**What you are asked to do**: Output the data unchanged and complete, minus the images.

**Data to examine**:
---

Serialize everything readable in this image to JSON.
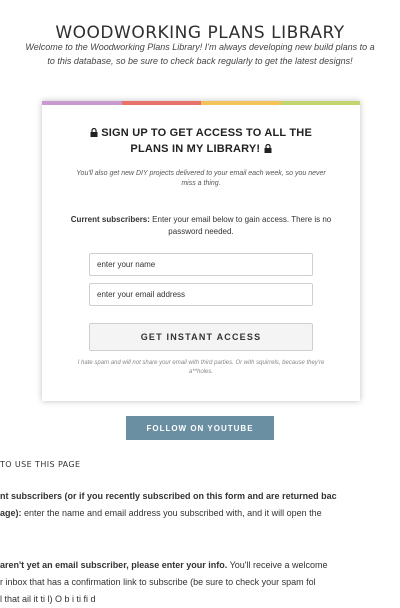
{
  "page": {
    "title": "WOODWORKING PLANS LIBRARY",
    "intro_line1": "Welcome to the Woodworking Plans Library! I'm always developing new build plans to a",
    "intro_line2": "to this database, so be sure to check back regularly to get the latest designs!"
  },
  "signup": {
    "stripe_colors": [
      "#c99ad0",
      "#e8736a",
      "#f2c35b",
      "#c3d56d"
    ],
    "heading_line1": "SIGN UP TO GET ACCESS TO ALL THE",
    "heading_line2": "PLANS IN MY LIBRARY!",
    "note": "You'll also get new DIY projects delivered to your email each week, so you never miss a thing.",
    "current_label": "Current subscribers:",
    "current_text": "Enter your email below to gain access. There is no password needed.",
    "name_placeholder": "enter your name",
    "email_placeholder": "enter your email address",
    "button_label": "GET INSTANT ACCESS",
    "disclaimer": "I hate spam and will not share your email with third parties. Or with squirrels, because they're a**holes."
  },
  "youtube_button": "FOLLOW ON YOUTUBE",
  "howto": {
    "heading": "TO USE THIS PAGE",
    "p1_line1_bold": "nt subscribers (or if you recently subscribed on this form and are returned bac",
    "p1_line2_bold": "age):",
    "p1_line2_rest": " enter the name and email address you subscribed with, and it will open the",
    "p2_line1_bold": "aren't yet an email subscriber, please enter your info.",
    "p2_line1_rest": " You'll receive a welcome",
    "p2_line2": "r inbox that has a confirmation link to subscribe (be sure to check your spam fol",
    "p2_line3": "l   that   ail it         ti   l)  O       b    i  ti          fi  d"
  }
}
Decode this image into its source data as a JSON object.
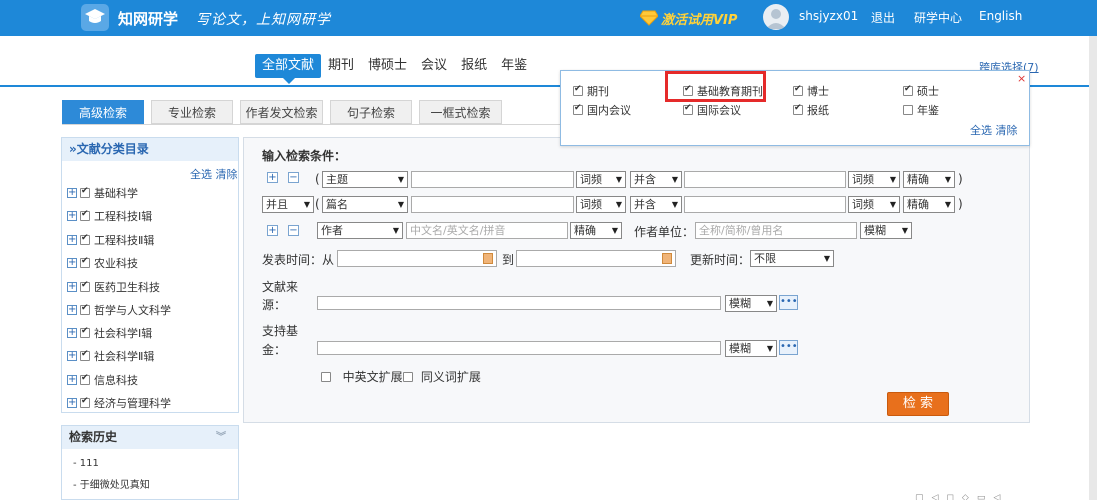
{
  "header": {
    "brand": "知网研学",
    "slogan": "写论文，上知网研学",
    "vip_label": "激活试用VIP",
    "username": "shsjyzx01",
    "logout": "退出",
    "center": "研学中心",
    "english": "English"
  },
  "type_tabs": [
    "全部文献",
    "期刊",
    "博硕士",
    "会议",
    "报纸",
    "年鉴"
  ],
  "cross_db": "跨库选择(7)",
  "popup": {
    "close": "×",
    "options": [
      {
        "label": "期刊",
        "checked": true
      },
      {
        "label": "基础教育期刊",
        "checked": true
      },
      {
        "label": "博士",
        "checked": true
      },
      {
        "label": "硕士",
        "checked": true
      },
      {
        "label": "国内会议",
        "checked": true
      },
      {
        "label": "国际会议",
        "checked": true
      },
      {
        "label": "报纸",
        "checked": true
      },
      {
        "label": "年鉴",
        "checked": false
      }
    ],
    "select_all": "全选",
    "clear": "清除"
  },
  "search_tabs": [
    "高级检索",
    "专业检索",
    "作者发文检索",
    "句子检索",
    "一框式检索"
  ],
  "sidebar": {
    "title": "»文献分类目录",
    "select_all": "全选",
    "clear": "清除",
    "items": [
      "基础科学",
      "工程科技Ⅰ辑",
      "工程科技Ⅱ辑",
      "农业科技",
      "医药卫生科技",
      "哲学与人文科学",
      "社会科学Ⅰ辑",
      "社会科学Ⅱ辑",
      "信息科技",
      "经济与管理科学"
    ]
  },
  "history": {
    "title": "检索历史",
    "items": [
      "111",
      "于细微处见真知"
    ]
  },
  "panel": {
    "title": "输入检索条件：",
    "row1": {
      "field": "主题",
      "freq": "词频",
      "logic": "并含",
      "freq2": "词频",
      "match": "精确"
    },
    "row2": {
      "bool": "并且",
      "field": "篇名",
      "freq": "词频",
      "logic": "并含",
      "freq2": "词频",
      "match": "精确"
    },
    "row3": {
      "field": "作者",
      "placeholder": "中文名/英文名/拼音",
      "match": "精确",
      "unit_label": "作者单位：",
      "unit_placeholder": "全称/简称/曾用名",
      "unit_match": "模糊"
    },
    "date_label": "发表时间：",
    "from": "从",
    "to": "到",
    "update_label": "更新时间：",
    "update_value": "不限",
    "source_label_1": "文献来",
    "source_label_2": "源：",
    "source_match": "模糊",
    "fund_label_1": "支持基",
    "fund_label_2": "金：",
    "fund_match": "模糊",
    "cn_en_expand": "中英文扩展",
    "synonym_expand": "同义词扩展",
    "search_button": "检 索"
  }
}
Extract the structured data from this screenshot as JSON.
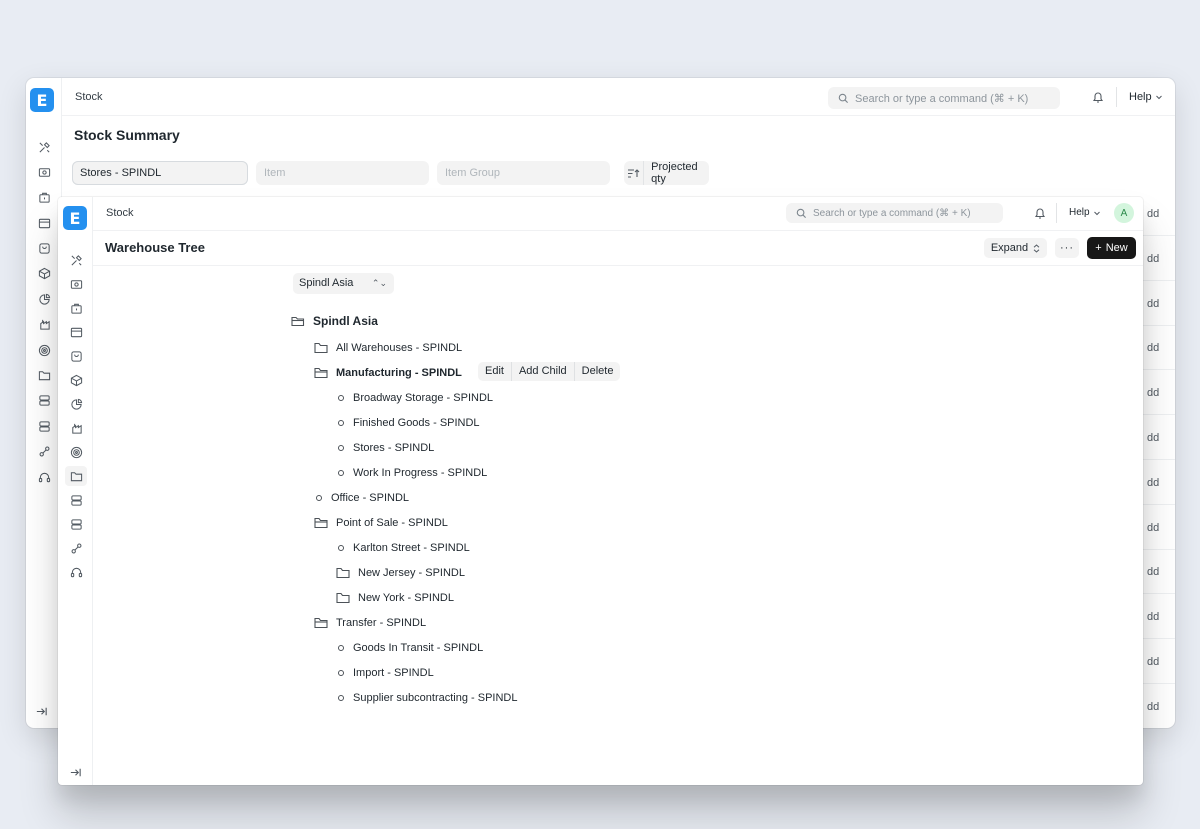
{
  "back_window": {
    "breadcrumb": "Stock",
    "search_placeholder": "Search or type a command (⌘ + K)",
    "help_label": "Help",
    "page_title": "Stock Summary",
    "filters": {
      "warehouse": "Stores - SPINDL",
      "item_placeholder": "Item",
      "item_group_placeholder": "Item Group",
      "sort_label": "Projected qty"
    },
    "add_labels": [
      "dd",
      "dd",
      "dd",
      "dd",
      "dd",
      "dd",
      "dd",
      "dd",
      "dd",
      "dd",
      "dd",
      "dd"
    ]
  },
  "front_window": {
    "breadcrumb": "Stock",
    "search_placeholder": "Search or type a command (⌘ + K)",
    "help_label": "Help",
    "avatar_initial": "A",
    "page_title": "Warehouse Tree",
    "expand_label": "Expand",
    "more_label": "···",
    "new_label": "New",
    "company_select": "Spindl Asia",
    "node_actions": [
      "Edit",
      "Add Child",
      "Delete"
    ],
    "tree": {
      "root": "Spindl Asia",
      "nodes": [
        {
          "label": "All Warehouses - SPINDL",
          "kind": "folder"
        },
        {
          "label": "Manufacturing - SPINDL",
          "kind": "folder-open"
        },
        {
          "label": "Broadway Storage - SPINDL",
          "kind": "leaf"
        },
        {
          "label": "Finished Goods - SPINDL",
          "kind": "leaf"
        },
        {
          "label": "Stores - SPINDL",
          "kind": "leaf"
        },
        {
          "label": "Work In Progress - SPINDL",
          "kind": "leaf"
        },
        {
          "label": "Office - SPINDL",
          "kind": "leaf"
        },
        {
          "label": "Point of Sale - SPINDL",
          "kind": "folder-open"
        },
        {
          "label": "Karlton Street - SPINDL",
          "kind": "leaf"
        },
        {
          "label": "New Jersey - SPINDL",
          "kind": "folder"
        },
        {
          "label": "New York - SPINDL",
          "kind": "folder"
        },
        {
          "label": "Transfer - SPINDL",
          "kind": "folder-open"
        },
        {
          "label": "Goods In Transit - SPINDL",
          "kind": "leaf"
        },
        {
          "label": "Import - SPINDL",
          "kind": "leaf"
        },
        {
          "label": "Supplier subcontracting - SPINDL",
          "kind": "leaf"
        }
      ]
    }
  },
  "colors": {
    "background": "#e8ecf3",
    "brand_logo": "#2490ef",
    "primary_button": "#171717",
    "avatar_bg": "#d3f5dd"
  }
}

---

**Response area**:
Serialize everything readable in this image to JSON.
{
  "page": {
    "title": "WOODWORKING PLANS LIBRARY",
    "intro_line1": "Welcome to the Woodworking Plans Library! I'm always developing new build plans to a",
    "intro_line2": "to this database, so be sure to check back regularly to get the latest designs!"
  },
  "signup": {
    "stripe_colors": [
      "#c99ad0",
      "#e8736a",
      "#f2c35b",
      "#c3d56d"
    ],
    "heading_line1": "SIGN UP TO GET ACCESS TO ALL THE",
    "heading_line2": "PLANS IN MY LIBRARY!",
    "note": "You'll also get new DIY projects delivered to your email each week, so you never miss a thing.",
    "current_label": "Current subscribers:",
    "current_text": "Enter your email below to gain access. There is no password needed.",
    "name_placeholder": "enter your name",
    "email_placeholder": "enter your email address",
    "button_label": "GET INSTANT ACCESS",
    "disclaimer": "I hate spam and will not share your email with third parties. Or with squirrels, because they're a**holes."
  },
  "youtube_button": "FOLLOW ON YOUTUBE",
  "howto": {
    "heading": "TO USE THIS PAGE",
    "p1_line1_bold": "nt subscribers (or if you recently subscribed on this form and are returned bac",
    "p1_line2_bold": "age):",
    "p1_line2_rest": " enter the name and email address you subscribed with, and it will open the",
    "p2_line1_bold": "aren't yet an email subscriber, please enter your info.",
    "p2_line1_rest": " You'll receive a welcome",
    "p2_line2": "r inbox that has a confirmation link to subscribe (be sure to check your spam fol",
    "p2_line3": "l   that   ail it         ti   l)  O       b    i  ti          fi  d"
  }
}
Decode this image into its source data as a JSON object.
{
  "header": {
    "brand": "知网研学",
    "slogan": "写论文，上知网研学",
    "vip_label": "激活试用VIP",
    "username": "shsjyzx01",
    "logout": "退出",
    "center": "研学中心",
    "english": "English"
  },
  "type_tabs": [
    "全部文献",
    "期刊",
    "博硕士",
    "会议",
    "报纸",
    "年鉴"
  ],
  "cross_db": "跨库选择(7)",
  "popup": {
    "close": "×",
    "options": [
      {
        "label": "期刊",
        "checked": true
      },
      {
        "label": "基础教育期刊",
        "checked": true
      },
      {
        "label": "博士",
        "checked": true
      },
      {
        "label": "硕士",
        "checked": true
      },
      {
        "label": "国内会议",
        "checked": true
      },
      {
        "label": "国际会议",
        "checked": true
      },
      {
        "label": "报纸",
        "checked": true
      },
      {
        "label": "年鉴",
        "checked": false
      }
    ],
    "select_all": "全选",
    "clear": "清除"
  },
  "search_tabs": [
    "高级检索",
    "专业检索",
    "作者发文检索",
    "句子检索",
    "一框式检索"
  ],
  "sidebar": {
    "title": "»文献分类目录",
    "select_all": "全选",
    "clear": "清除",
    "items": [
      "基础科学",
      "工程科技Ⅰ辑",
      "工程科技Ⅱ辑",
      "农业科技",
      "医药卫生科技",
      "哲学与人文科学",
      "社会科学Ⅰ辑",
      "社会科学Ⅱ辑",
      "信息科技",
      "经济与管理科学"
    ]
  },
  "history": {
    "title": "检索历史",
    "items": [
      "111",
      "于细微处见真知"
    ]
  },
  "panel": {
    "title": "输入检索条件：",
    "row1": {
      "field": "主题",
      "freq": "词频",
      "logic": "并含",
      "freq2": "词频",
      "match": "精确"
    },
    "row2": {
      "bool": "并且",
      "field": "篇名",
      "freq": "词频",
      "logic": "并含",
      "freq2": "词频",
      "match": "精确"
    },
    "row3": {
      "field": "作者",
      "placeholder": "中文名/英文名/拼音",
      "match": "精确",
      "unit_label": "作者单位：",
      "unit_placeholder": "全称/简称/曾用名",
      "unit_match": "模糊"
    },
    "date_label": "发表时间：",
    "from": "从",
    "to": "到",
    "update_label": "更新时间：",
    "update_value": "不限",
    "source_label_1": "文献来",
    "source_label_2": "源：",
    "source_match": "模糊",
    "fund_label_1": "支持基",
    "fund_label_2": "金：",
    "fund_match": "模糊",
    "cn_en_expand": "中英文扩展",
    "synonym_expand": "同义词扩展",
    "search_button": "检 索"
  }
}
Extract the structured data from this screenshot as JSON.
{
  "back_window": {
    "breadcrumb": "Stock",
    "search_placeholder": "Search or type a command (⌘ + K)",
    "help_label": "Help",
    "page_title": "Stock Summary",
    "filters": {
      "warehouse": "Stores - SPINDL",
      "item_placeholder": "Item",
      "item_group_placeholder": "Item Group",
      "sort_label": "Projected qty"
    },
    "add_labels": [
      "dd",
      "dd",
      "dd",
      "dd",
      "dd",
      "dd",
      "dd",
      "dd",
      "dd",
      "dd",
      "dd",
      "dd"
    ]
  },
  "front_window": {
    "breadcrumb": "Stock",
    "search_placeholder": "Search or type a command (⌘ + K)",
    "help_label": "Help",
    "avatar_initial": "A",
    "page_title": "Warehouse Tree",
    "expand_label": "Expand",
    "more_label": "···",
    "new_label": "New",
    "company_select": "Spindl Asia",
    "node_actions": [
      "Edit",
      "Add Child",
      "Delete"
    ],
    "tree": {
      "root": "Spindl Asia",
      "nodes": [
        {
          "label": "All Warehouses - SPINDL",
          "kind": "folder"
        },
        {
          "label": "Manufacturing - SPINDL",
          "kind": "folder-open"
        },
        {
          "label": "Broadway Storage - SPINDL",
          "kind": "leaf"
        },
        {
          "label": "Finished Goods - SPINDL",
          "kind": "leaf"
        },
        {
          "label": "Stores - SPINDL",
          "kind": "leaf"
        },
        {
          "label": "Work In Progress - SPINDL",
          "kind": "leaf"
        },
        {
          "label": "Office - SPINDL",
          "kind": "leaf"
        },
        {
          "label": "Point of Sale - SPINDL",
          "kind": "folder-open"
        },
        {
          "label": "Karlton Street - SPINDL",
          "kind": "leaf"
        },
        {
          "label": "New Jersey - SPINDL",
          "kind": "folder"
        },
        {
          "label": "New York - SPINDL",
          "kind": "folder"
        },
        {
          "label": "Transfer - SPINDL",
          "kind": "folder-open"
        },
        {
          "label": "Goods In Transit - SPINDL",
          "kind": "leaf"
        },
        {
          "label": "Import - SPINDL",
          "kind": "leaf"
        },
        {
          "label": "Supplier subcontracting - SPINDL",
          "kind": "leaf"
        }
      ]
    }
  },
  "colors": {
    "background": "#e8ecf3",
    "brand_logo": "#2490ef",
    "primary_button": "#171717",
    "avatar_bg": "#d3f5dd"
  }
}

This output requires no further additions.